The prospect of Microsoft controlling that activity was worrying enough, but in the light of its apparent failure to convince Yahoo to be acquired, here's another troubling thought:
Today’s news is that three more of Yahoo’s best executives are leaving the company: Qi Lu, Brad Garlinghouse and Vish Makhijani. That follows the departure of two executive vice presidents, Jeff Weiner and Usama Fayyad.
All this leaves particular disarray in the half of Yahoo that builds services for users. Mr. Weiner headed that area. Two of its key groups are search, run by Mr. Makhijani, and e-mail and other communications products, run by Mr. Garlinghouse.
More relevantly for open source, Jeremy Zawodny, one of the top MySQL experts, and the leading open source evangelist within Yahoo, has also left.
What this means is that the situation for hackers at Yahoo is getting worse, which is likely to lead to more haemorrhaging of coding talent, making things yet worse, which is likely to lead to – well, you get the picture: Yahoo might simply bleed metaphorically to death.
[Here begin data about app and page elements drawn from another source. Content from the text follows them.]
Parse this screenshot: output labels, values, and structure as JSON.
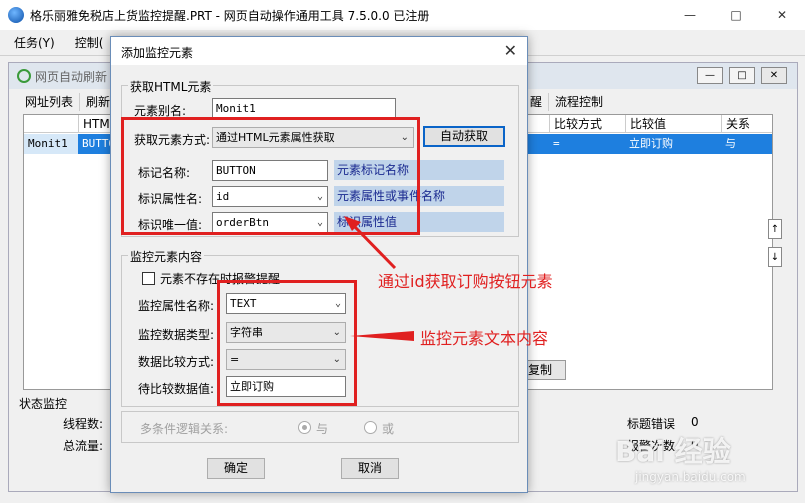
{
  "main_window": {
    "title": "格乐丽雅免税店上货监控提醒.PRT  -  网页自动操作通用工具 7.5.0.0  已注册",
    "menu": [
      "任务(Y)",
      "控制("
    ]
  },
  "inner_window": {
    "title": "网页自动刷新",
    "tabs": [
      "网址列表",
      "刷新"
    ],
    "tabs_right": [
      "醒",
      "流程控制"
    ],
    "grid_headers": [
      "HTML",
      "比较方式",
      "比较值",
      "关系"
    ],
    "grid_row": {
      "col1": "Monit1",
      "col2": "BUTTON",
      "compare": "=",
      "value": "立即订购",
      "relation": "与"
    },
    "copy_button": "复制",
    "status": {
      "title": "状态监控",
      "threads": "线程数:",
      "traffic": "总流量:",
      "title_error": "标题错误",
      "title_error_val": "0",
      "alarm_count": "报警次数",
      "alarm_count_val": "0"
    }
  },
  "dialog": {
    "title": "添加监控元素",
    "close": "✕",
    "html_group": {
      "title": "获取HTML元素",
      "alias_label": "元素别名:",
      "alias_value": "Monit1",
      "method_label": "获取元素方式:",
      "method_value": "通过HTML元素属性获取",
      "auto_button": "自动获取",
      "tag_label": "标记名称:",
      "tag_value": "BUTTON",
      "tag_hint": "元素标记名称",
      "attr_label": "标识属性名:",
      "attr_value": "id",
      "attr_hint": "元素属性或事件名称",
      "unique_label": "标识唯一值:",
      "unique_value": "orderBtn",
      "unique_hint": "标识属性值"
    },
    "monitor_group": {
      "title": "监控元素内容",
      "checkbox_label": "元素不存在时报警提醒",
      "prop_label": "监控属性名称:",
      "prop_value": "TEXT",
      "type_label": "监控数据类型:",
      "type_value": "字符串",
      "compare_label": "数据比较方式:",
      "compare_value": "=",
      "target_label": "待比较数据值:",
      "target_value": "立即订购"
    },
    "logic_group": {
      "label": "多条件逻辑关系:",
      "and": "与",
      "or": "或"
    },
    "ok": "确定",
    "cancel": "取消"
  },
  "annotations": {
    "top": "通过id获取订购按钮元素",
    "bottom": "监控元素文本内容"
  },
  "watermark": {
    "brand": "Bai 经验",
    "url": "jingyan.baidu.com"
  }
}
Of course, good programmers will find jobs elsewhere, so it's probably not a huge problem as far as the individuals are concerned, but I wonder whether there might be a negative effect on open source at a higher level, in terms of supporting existing or new open source projects. Losing a major supporter of free software – albeit one that hasn't shouted about it from the rooftops – can't be good for the open source ecosystem. Whether Yahoo finally cracks and agrees to be bought, or simply cracks up, it's looking as if Microsoft will come out smiling.